CARSON CITY, Nev. (AP) — Democrats and Nevada representatives for presumptive GOP presidential nominee Mitt Romney both enlisted business owners Monday, trying to paint President Barack Obama and the former Massachusetts governor as either a friend or foe of small business.
The only clear message to come out of dueling conference calls with reporters is that Nevada's small business owners are just as divided and partisan as the rest of the nation over how to jump start the nation's economy — and who is best qualified to lead that effort from the White House.
"This administration has been pushing policies that have been hostile to the creation of jobs," Lt. Gov. Brian Krolicki said in a call arranged by the Romney campaign. Krolicki is co-chairman of Romney's campaign in Nevada.
To make the point, Debbie Somers, owner of Somers Furniture in Las Vegas, said her 23-year-old company survived the economic downturn after 9-11, but now feels abandoned by Obama's policies that she said have forced her to cut her workforce to scrape by.
"I was part of the Obama campaign for small business," she said.
Somers said she now feels abandoned by the administration and blamed the president's health care law and high energy prices for stifling her business.
Somers Furniture off the Las Strip was the backdrop for a Romney campaign stop last week.
Tim Wulf, owner of Jimmy John Gourmet Sandwiches in Reno, estimated the health care law has cost him $80,000 to provide insurance for his workers.
"We need a president who's pro-business ... who's not apologetic of his success in business," Wulf said.
A few hours after the Romney campaign conference call, the state Democratic Party held one of their own, featuring two small business owners who touted Obama's economic policies and health care reforms soon to be decided by the U.S. Supreme Court.
Roberta Lange, state Democratic Party chairwoman, said Obama recognizes "that America's small businesses are the backbone of our communities and our economic security," and touted the administration's tax breaks for small businesses and access to Small Business Administration loans.
Bryce Krausman, owner of DW Bistro in Las Vegas, said a $1,000 tax credit for each new employee was "a huge incentive."
"It's put Nevada back to work but also gave us an opportunity to grow," he said, adding that the restaurant is looking to open a second location in the downtown area.
"I'm on this call to give one message," said Ron Nelsen, owner of Pioneer Overhead Doors in Las Vegas. "Nevada cannot afford Mitt Romney economics."
He said the health care law has "positively affected my business," allowing him to supply insurance coverage for his employees.
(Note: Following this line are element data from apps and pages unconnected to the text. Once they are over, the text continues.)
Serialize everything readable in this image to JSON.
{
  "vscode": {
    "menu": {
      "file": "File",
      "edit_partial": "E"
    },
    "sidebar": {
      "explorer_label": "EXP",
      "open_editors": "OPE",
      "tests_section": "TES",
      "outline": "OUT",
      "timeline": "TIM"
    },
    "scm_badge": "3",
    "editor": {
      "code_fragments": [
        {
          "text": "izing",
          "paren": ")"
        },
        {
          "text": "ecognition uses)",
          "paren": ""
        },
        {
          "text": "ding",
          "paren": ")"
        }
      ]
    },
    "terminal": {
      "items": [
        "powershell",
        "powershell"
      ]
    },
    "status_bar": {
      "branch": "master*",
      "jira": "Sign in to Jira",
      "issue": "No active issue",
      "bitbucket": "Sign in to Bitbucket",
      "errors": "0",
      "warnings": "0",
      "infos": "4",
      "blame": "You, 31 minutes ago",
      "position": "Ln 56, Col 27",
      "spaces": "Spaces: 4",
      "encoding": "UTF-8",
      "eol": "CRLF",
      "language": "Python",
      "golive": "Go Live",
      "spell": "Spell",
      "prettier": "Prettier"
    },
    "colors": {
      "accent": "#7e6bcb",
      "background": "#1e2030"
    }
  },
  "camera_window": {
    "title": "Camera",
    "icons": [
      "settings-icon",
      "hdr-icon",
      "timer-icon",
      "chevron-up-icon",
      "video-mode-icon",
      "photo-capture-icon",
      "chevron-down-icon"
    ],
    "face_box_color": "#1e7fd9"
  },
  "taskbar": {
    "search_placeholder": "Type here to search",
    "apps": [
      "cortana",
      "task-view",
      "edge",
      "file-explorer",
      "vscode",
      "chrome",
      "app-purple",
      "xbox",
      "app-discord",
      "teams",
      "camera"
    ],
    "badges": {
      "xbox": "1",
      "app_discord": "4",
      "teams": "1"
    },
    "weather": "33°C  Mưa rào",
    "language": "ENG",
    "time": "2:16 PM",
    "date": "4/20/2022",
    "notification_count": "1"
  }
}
"My health care costs did not go up this year," he said, adding that he fears if the law is struck down, "we're back to square one."
Sandra Chereb can be reached on Twitter at http://twitter.com/SandraChereb